Introduction In our fast-paced lives, finding time for a comprehensive workout routine can be challenging.…
In our quest for a body that’s free from aches and pains, we sometimes come across hurdles like “depressing scapula.” But don’t let the name scare you! This is all about how your shoulder blade, also known as the scapula, moves and positions itself. In this article, we’ll dive into the world of depressing scapula. We’ll explore what causes it, how it affects your body, and most importantly, we’ll talk about exercises and methods that can help you feel better and regain your comfort and flexibility.
Depressing Scapula: What’s That?
Let’s break it down—depressing scapula isn’t as complicated as it sounds. Your scapula is that flat bone on your upper back, and when we talk about “scapular depression,” we’re just talking about when it moves downward or shifts position.
What Makes Your Scapula Depressed?
There are lots of things that can lead to a depressing scapula, both related to how you move and how you live. Here are some common reasons:
- Muscle Imbalance: When the muscles around your shoulder area aren’t balanced, it can mess up how your scapula moves. Think about poor posture or using some muscles more than others.
- Weak Muscles: If the muscles that help your scapula stay stable and move well, like the rhomboids, lower trapezius, and serratus anterior, aren’t strong enough, that can lead to a depressing scapula.
- Not-So-Good Posture: Sitting or standing with bad posture for a long time can really stress out those scapula muscles. This weakens them and can lead to scapular depression.
- Ouch! Injuries: Any injuries to your shoulder, neck, or upper back can mess with how your scapula normally moves, causing it to be depressed.
- Doing the Same Thing Over and Over: If you keep doing the same motions without letting your scapula move the right way—like lifting weights the wrong way or sitting in the same position at work—it can slowly lead to a depressing scapula.
Exercises for Scapular Depression: Getting Back in Balance
Guess what? A depressing scapula isn’t a forever thing. With the right exercises and a little guidance, you can get your scapula back in line and feel better. Check out these exercises:
1. Wall Angels: This exercise is like standing against a wall and moving your arms up and down. It’s like giving a big hug to your scapula muscles.
2. Prone Y’s: Lie down on your belly and make a Y shape with your arms over your head. Lift your arms up while squeezing your shoulder blades together. This helps those muscles that fight against scapular depression.

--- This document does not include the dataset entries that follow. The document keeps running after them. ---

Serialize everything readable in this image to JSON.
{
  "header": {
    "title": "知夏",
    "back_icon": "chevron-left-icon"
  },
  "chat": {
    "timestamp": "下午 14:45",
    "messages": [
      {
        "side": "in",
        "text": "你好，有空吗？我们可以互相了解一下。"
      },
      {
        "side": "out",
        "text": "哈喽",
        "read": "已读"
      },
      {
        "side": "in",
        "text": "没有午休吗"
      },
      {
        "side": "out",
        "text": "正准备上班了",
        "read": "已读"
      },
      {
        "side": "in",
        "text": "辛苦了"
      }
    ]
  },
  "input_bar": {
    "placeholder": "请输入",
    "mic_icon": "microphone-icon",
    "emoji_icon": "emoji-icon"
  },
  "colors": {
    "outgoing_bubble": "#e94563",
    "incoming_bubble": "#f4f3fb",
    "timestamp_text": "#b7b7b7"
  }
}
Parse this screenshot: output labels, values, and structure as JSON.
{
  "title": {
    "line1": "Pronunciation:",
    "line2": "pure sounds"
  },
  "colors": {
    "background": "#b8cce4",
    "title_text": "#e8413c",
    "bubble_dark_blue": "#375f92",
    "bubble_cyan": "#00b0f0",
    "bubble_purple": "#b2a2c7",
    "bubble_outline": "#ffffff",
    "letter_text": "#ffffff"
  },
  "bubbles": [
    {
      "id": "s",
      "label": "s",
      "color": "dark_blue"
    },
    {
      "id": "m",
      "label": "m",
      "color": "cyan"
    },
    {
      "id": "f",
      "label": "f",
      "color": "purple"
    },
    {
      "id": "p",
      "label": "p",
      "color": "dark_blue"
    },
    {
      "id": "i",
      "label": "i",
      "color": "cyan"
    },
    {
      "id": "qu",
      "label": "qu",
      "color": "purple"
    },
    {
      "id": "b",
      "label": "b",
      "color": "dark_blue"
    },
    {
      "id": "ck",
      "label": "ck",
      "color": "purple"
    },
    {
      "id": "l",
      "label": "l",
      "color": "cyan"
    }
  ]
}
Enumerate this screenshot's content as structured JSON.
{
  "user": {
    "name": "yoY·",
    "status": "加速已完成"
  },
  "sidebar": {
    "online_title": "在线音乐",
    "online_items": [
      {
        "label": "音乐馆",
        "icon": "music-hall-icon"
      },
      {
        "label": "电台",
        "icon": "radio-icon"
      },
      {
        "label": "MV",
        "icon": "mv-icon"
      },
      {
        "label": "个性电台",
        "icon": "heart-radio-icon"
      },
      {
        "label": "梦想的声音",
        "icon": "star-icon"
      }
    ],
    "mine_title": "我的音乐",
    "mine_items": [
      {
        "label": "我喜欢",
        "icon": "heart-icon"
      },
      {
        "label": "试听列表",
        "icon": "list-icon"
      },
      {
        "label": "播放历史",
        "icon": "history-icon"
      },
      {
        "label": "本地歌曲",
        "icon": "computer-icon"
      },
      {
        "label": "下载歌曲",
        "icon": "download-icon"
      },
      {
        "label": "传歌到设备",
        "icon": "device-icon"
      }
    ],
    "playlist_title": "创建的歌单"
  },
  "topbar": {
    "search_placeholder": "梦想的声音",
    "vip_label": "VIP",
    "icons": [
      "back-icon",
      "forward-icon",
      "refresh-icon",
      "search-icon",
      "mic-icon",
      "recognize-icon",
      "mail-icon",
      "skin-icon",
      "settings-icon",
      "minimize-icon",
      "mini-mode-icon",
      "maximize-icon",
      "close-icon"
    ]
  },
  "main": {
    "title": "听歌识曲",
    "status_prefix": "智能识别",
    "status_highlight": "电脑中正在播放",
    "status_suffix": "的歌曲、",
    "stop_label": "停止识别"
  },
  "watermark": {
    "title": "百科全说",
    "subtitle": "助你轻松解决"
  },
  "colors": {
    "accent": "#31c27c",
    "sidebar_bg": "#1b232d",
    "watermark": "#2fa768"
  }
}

3. Scapular Push-Ups: Imagine doing push-ups, but instead of bending your elbows, you’re moving your shoulder blades. This is like a workout for the serratus anterior muscle that helps your scapula stay steady.
Scapula Depression Muscles: Meet the MVPs
Knowing which muscles are involved in scapula movement is like knowing the players on your team. Let’s meet the key muscles:
1. Rhomboids: These muscles between your shoulder blades help pull your scapula in. Keeping them strong stops your scapula from getting too depressed.
2. Lower Trapezius: These muscles help pull your scapula in and down. If they’re weak, it’s easier for your scapula to feel down.
3. Serratus Anterior: Along the sides of your ribcage, this muscle helps push your scapula out. It’s like a cheerleader for good scapula movement.
Scapular Depression Exercises: Your Road to Feeling Better
To kick scapular depression to the curb, you need a mix of exercises. Here’s your plan for feeling better:
- Warm-Up: Get moving with some light exercise to wake up those muscles.
- Stretching: Loosen up your chest, shoulders, and upper back to ease any tightness.
- Getting Ready: Do exercises like Wall Angels and Prone Y’s to wake up your scapula muscles.
- Getting Stronger: Try Scapular Push-Ups, Rows, and Shoulder Blade Squeezes to give those specific muscles a boost.
- Mind Your Posture: Remember to sit and stand up straight during your day to stop making the problem worse.
A depressing scapula might throw you a curveball, but you’ve got the power to hit it out of the park. By understanding what causes it, focusing on the right muscles, and sticking to a set of exercises, you’re on track to getting your scapula moving smoothly and feeling better all over. Just remember, your body’s got a lot of fight in it. With a bit of effort, you’ll be saying goodbye to that depressing scapula and welcoming back comfort and movement.